Credit Status
This course is required for all students in the Liberal Arts Program and Arts and Science University Program.

Learning Outcomes
Upon successful completion of this subject the student will be able to:

1. Describe the research methods used by sociologists.

2. Explain the views of some of the major historical sociologists.

3. Apply sociological concepts, theories, and research findings to current social issues and social institutions.

4. Analyze Canadian society and social institutions using the theoretical perspectives of sociology.

5. Evaluate the theoretical perspectives of sociology as they apply to a variety of social contexts.

Essential Employability Skills
Respond to written, spoken, or visual messages in a manner that ensures effective communication.

Apply a systematic approach to solve problems.

Use a variety of thinking skills to anticipate and solve problems.

Locate, select, organize, and document information using appropriate technology and information systems.

Analyze, evaluate, and apply relevant information from a variety of sources.

Show respect for diverse opinions, values, belief systems, and contributions of others.

Interact with others in groups or teams in ways that contribute to effective working relationships and the achievement of goals.

Manage the use of time and other resources to complete projects.

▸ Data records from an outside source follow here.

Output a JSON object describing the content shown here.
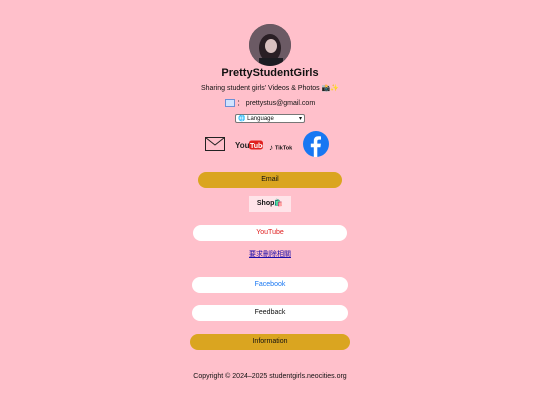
{
  "profile": {
    "name": "PrettyStudentGirls",
    "tagline": "Sharing student girls' Videos & Photos 📸✨",
    "email_prefix": "：",
    "email": "prettystus@gmail.com",
    "avatar_alt": "profile photo"
  },
  "language_select": {
    "label": "🌐 Language"
  },
  "social_icons": [
    {
      "icon": "envelope-icon",
      "label": ""
    },
    {
      "icon": "youtube-logo",
      "label": "YouTube"
    },
    {
      "icon": "tiktok-logo",
      "label": "TikTok"
    },
    {
      "icon": "facebook-logo",
      "label": ""
    }
  ],
  "buttons": {
    "email": "Email",
    "shop": "Shop🛍️",
    "youtube": "YouTube",
    "removal_request": "要求刪除相關",
    "facebook": "Facebook",
    "feedback": "Feedback",
    "information": "Information"
  },
  "footer": {
    "copyright": "Copyright © 2024–2025 studentgirls.neocities.org"
  },
  "colors": {
    "background": "#ffc0cb",
    "gold": "#daa520",
    "youtube_red": "#e02020",
    "facebook_blue": "#1877f2",
    "link": "#1a0dab"
  }
}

Take responsibility for one's own actions, decisions, and consequences.

Academic Integrity
Seneca upholds a learning community that values academic integrity, honesty, fairness, trust, respect, responsibility and courage. These values enhance Seneca's commitment to deliver high-quality education and teaching excellence, while supporting a positive learning environment. Ensure that you are aware of Seneca's Academic Integrity Policy which can be found at: Review section 2 of the policy for details regarding approaches to supporting integrity. Section 2.3 and Appendix B of the policy describe various sanctions that can be applied, if there is suspected academic misconduct (e.g., contract cheating, cheating, falsification, impersonation or plagiarism).

Please visit the Academic Integrity website to understand and learn more about how to prepare and submit work so that it supports academic integrity, and to avoid academic misconduct.

All students and employees have the right to study and work in an environment that is free from discrimination and/or harassment. Language or activities that defeat this objective violate the College Policy on Discrimination/Harassment and shall not be tolerated. Information and assistance are available from the Student Conduct Office at

Accommodation for Students with Disabilities
The College will provide reasonable accommodation to students with disabilities in order to promote academic success. If you require accommodation, contact the Counselling and Accessibility Services Office at ext. 22900 to initiate the process for documenting, assessing and implementing your individual accommodation needs.